EXERCISE INSTRUCTIONS: Needed from the data below: all lines that contain the word "Management".

(Excerpts from an interface dataset)
☆ ☆ ☆ ☆ ☆ ☆ ☆

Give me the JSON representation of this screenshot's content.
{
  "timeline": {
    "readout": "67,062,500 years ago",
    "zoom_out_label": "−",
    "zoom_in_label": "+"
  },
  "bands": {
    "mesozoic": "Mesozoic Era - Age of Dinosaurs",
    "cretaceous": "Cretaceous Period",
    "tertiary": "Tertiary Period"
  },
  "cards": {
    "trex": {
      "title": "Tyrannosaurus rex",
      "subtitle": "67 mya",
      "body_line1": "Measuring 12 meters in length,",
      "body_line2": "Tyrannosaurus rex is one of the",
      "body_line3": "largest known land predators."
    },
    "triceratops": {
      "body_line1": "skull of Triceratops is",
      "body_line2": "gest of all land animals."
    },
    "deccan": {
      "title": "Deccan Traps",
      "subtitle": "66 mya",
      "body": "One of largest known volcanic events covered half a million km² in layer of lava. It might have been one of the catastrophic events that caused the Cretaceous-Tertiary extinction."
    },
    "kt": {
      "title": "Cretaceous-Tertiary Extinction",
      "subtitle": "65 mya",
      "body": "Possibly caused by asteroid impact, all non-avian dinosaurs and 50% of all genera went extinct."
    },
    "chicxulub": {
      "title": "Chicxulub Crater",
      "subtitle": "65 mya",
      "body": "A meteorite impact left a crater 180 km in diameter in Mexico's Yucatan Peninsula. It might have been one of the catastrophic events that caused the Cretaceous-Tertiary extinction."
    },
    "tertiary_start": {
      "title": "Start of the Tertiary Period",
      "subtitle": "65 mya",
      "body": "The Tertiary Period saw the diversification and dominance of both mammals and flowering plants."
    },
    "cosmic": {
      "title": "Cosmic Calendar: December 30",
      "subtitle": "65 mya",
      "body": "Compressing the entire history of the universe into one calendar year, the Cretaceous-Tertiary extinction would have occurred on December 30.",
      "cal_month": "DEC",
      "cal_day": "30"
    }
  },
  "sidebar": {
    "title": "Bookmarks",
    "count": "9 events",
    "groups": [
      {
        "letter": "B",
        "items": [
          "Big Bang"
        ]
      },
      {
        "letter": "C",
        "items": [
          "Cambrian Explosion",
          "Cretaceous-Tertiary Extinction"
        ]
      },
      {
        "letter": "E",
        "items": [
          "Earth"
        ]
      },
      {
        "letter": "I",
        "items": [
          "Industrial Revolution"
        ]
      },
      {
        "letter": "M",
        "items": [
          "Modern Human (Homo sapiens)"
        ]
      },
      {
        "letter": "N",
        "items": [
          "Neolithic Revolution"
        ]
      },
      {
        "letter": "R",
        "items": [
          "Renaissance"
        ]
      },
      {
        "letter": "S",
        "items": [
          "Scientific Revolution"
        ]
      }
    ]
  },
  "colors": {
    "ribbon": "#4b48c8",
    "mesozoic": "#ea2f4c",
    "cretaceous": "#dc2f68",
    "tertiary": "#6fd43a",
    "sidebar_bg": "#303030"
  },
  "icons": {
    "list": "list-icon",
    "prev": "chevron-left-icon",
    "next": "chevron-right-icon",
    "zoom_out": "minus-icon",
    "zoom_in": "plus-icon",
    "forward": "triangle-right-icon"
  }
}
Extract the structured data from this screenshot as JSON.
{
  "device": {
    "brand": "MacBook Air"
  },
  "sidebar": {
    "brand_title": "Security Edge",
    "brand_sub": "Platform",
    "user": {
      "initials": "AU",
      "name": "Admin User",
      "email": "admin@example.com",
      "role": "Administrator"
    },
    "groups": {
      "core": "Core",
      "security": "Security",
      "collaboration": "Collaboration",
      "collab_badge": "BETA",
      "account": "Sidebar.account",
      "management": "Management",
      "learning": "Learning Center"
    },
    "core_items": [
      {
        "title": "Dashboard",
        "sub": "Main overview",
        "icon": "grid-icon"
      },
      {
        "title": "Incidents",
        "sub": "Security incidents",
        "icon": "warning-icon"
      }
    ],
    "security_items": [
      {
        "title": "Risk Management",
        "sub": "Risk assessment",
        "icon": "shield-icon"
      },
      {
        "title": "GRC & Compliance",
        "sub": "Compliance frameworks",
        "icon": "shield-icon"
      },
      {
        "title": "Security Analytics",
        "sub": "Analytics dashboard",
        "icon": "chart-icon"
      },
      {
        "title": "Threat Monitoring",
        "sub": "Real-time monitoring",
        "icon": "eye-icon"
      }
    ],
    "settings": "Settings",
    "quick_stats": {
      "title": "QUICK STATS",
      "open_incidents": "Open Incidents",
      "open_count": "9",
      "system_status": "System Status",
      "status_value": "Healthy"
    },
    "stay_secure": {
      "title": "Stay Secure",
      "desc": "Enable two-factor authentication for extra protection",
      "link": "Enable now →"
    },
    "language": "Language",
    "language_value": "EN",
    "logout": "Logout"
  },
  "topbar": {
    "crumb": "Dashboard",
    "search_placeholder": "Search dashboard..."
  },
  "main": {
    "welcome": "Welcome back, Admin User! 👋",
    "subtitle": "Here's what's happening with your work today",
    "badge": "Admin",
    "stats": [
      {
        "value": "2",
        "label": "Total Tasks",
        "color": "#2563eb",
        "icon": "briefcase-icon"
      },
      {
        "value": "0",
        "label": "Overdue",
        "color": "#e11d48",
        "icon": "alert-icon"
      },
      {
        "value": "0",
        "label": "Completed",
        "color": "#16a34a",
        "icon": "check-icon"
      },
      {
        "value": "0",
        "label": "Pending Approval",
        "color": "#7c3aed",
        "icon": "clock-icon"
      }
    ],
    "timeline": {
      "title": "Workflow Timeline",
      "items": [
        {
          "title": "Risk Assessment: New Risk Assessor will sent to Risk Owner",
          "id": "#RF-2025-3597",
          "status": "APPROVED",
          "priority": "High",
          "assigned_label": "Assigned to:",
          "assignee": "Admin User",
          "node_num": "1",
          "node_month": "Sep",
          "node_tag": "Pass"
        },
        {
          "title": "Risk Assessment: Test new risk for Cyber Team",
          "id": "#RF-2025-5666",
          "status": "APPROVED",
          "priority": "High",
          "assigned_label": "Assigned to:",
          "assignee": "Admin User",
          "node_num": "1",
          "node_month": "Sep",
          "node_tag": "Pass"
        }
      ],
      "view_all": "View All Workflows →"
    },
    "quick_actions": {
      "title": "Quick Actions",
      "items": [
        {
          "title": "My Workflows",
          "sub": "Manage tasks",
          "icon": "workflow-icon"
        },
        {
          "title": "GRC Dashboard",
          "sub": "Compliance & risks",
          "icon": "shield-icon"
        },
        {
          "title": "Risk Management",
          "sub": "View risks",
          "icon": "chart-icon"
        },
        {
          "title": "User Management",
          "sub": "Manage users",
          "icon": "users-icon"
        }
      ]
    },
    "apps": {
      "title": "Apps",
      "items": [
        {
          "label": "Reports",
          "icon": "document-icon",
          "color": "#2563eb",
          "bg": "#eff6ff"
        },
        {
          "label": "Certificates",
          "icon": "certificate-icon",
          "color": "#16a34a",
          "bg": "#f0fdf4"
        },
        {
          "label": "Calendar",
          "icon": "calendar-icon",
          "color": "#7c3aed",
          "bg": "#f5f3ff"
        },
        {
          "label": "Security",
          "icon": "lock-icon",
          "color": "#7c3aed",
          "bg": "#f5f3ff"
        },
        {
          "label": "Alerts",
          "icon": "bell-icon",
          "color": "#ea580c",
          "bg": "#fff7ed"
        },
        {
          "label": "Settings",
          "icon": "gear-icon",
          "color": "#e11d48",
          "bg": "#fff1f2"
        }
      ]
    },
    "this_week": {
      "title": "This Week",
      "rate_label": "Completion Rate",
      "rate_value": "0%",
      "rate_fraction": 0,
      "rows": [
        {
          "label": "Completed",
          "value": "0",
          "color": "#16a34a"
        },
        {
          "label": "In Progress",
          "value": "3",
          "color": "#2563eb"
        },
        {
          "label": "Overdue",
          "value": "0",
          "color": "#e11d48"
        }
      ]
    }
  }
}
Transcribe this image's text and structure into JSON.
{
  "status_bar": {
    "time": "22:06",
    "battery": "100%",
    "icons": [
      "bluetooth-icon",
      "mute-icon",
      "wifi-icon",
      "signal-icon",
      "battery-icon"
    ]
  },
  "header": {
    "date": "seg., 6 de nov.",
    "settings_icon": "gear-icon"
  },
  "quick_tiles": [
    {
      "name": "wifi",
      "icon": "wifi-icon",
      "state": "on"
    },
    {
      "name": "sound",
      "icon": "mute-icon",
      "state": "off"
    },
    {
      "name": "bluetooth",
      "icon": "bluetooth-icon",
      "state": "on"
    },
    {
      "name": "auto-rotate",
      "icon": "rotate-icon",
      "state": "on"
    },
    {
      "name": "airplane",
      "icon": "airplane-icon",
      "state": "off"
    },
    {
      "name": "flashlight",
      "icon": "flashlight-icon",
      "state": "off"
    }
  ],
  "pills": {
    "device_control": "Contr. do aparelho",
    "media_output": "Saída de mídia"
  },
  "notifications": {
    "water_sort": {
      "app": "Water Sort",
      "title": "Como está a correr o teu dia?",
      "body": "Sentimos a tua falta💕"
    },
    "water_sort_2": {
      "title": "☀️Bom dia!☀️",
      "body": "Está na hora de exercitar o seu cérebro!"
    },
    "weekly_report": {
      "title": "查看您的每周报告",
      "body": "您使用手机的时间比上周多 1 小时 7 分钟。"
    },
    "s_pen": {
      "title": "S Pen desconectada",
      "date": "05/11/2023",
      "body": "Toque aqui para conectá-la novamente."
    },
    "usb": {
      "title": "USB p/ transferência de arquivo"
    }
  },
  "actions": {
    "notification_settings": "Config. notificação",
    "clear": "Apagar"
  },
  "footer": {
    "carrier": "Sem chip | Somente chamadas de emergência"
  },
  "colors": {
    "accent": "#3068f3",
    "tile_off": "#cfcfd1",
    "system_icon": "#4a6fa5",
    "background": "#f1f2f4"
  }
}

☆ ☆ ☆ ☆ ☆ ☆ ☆

ANSWER SPACE:
      "management": "Management",
        "title": "Risk Management",
          "title": "Risk Management",
          "title": "User Management",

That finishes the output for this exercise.